About an hour away from Guadalajara by bus (one-way fare is 50 pesos, about $2.70), Chapala is a pleasant place to spend an afternoon, especially on the malecón.
There are limitless opportunities for people watching: children getting their feet wet in the fountain; lovers snuggling together on the ubiquitous park benches; teens taking selfies together at awkward angles; elderly couples strolling arm in arm on the shaded sidewalks; cupcake vendors offering their tempting treats from large silver trays; and even young boys playing a lively game of futbol (soccer) in the tiniest of spaces.
Tourists and locals alike vie for an opportunity to be photographed in front of the wildly popular CHAPALA sculpture. You can aim your own camera at someone who is posing for his or her friends without fear of upsetting the festive atmosphere.

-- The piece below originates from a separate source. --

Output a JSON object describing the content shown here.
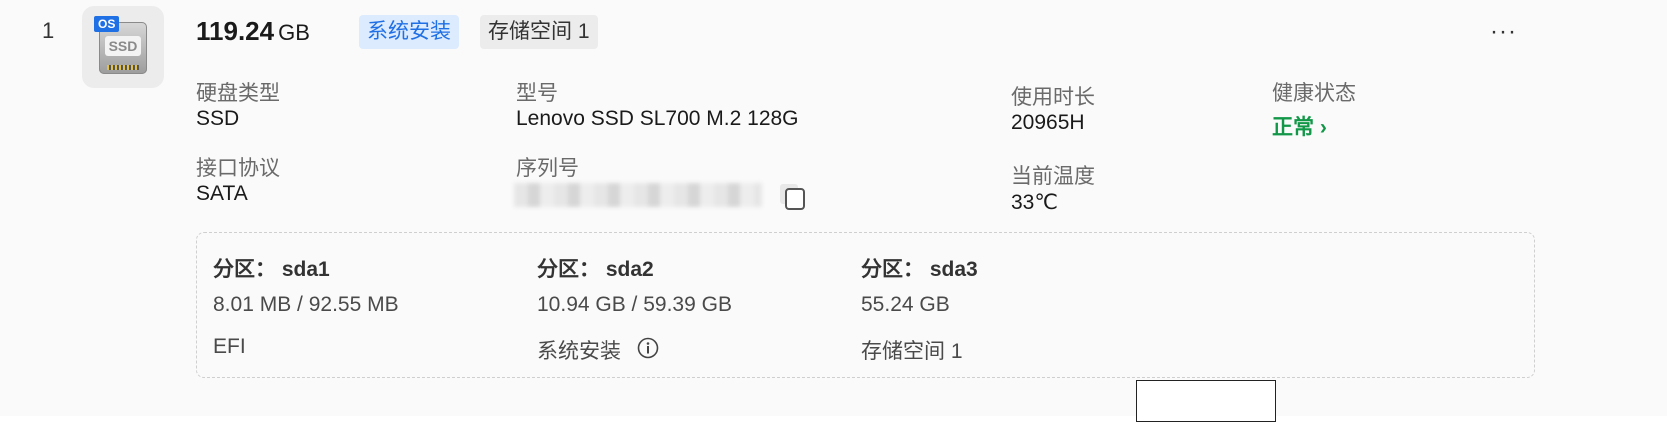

Especially during the summer, it’s rather warm and humid at the lake, so don’t hesitate to cool yourself down with a fresca (fresh fruit drink) or helado (ice cream) from a vendor’s stand or rolling cart.
And if you need to get away from the hustle and bustle of the crowds, you can duck into the nearby Parroquia de San Francisco, for some quiet moments of reflection.
competing with one blackbird
for the bright blue sky